▶ **Brief**:
The task calls for each line of the records below in which the word "icon" appears.

▶ **Materials provided**:
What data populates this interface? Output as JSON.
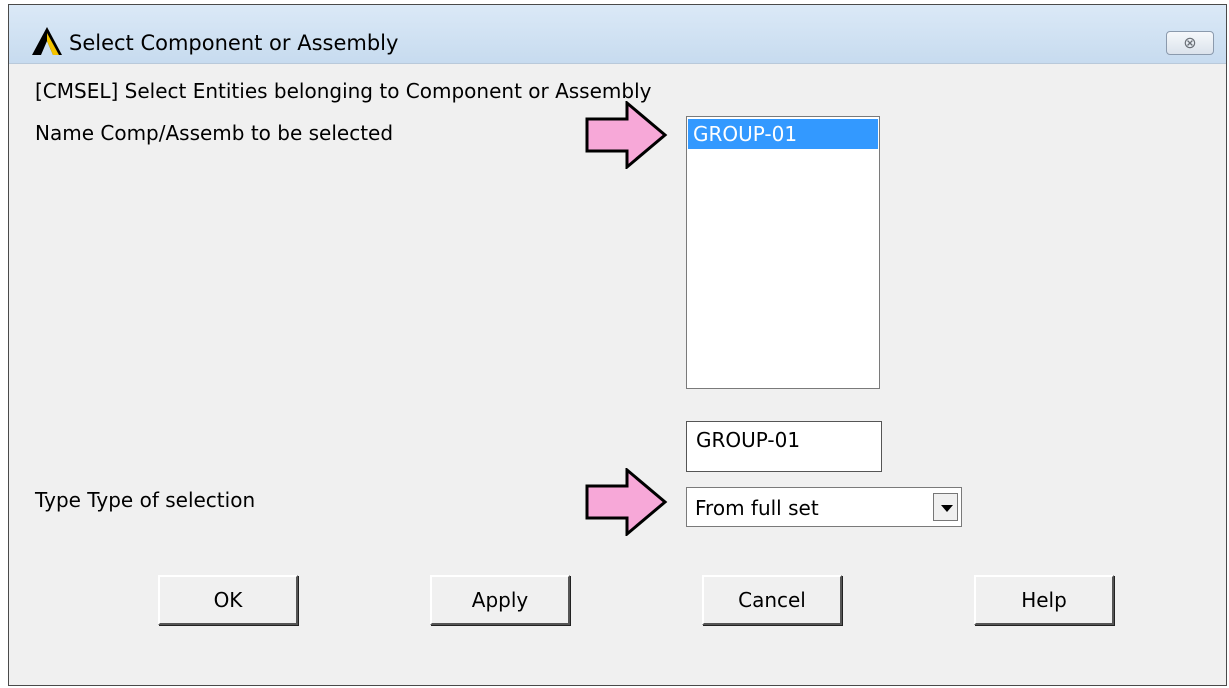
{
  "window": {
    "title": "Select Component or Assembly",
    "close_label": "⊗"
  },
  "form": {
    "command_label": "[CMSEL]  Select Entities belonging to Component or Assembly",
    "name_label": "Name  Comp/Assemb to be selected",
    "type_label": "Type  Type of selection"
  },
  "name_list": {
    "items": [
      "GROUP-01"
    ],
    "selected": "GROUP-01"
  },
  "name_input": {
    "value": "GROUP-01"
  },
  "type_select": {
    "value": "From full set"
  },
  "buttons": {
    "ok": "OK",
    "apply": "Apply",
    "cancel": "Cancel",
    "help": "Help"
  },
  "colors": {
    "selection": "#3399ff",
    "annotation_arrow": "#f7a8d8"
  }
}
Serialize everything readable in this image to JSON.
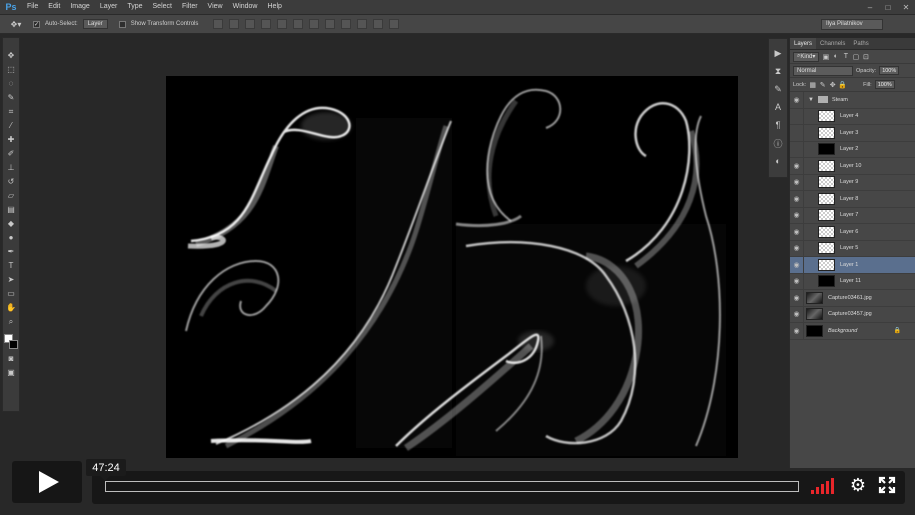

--

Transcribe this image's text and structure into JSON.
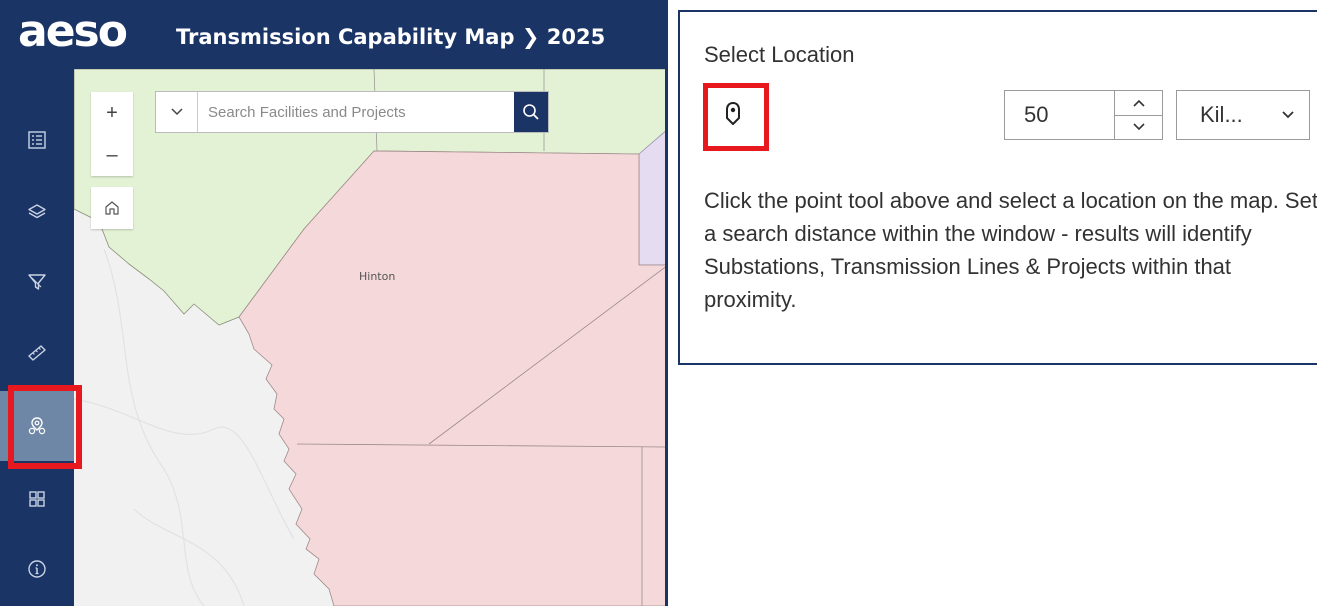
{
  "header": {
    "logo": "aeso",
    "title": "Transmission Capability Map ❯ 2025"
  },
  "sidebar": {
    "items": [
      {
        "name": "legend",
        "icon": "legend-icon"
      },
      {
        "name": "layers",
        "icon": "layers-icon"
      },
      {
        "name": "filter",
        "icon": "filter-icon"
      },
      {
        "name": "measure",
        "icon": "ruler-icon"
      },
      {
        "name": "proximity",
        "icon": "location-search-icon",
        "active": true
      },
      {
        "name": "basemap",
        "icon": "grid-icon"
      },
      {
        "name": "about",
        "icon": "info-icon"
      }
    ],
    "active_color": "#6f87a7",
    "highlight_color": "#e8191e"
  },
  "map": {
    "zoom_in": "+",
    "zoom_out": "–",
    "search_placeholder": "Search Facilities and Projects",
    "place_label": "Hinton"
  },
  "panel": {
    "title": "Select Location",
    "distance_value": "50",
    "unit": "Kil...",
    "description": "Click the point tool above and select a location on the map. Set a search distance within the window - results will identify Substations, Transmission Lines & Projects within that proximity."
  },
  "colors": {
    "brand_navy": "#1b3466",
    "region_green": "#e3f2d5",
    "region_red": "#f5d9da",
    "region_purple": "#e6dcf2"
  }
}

▶ **Task result**:
        "icon": "legend-icon"
        "icon": "layers-icon"
        "icon": "filter-icon"
        "icon": "ruler-icon"
        "icon": "location-search-icon",
        "icon": "grid-icon"
        "icon": "info-icon"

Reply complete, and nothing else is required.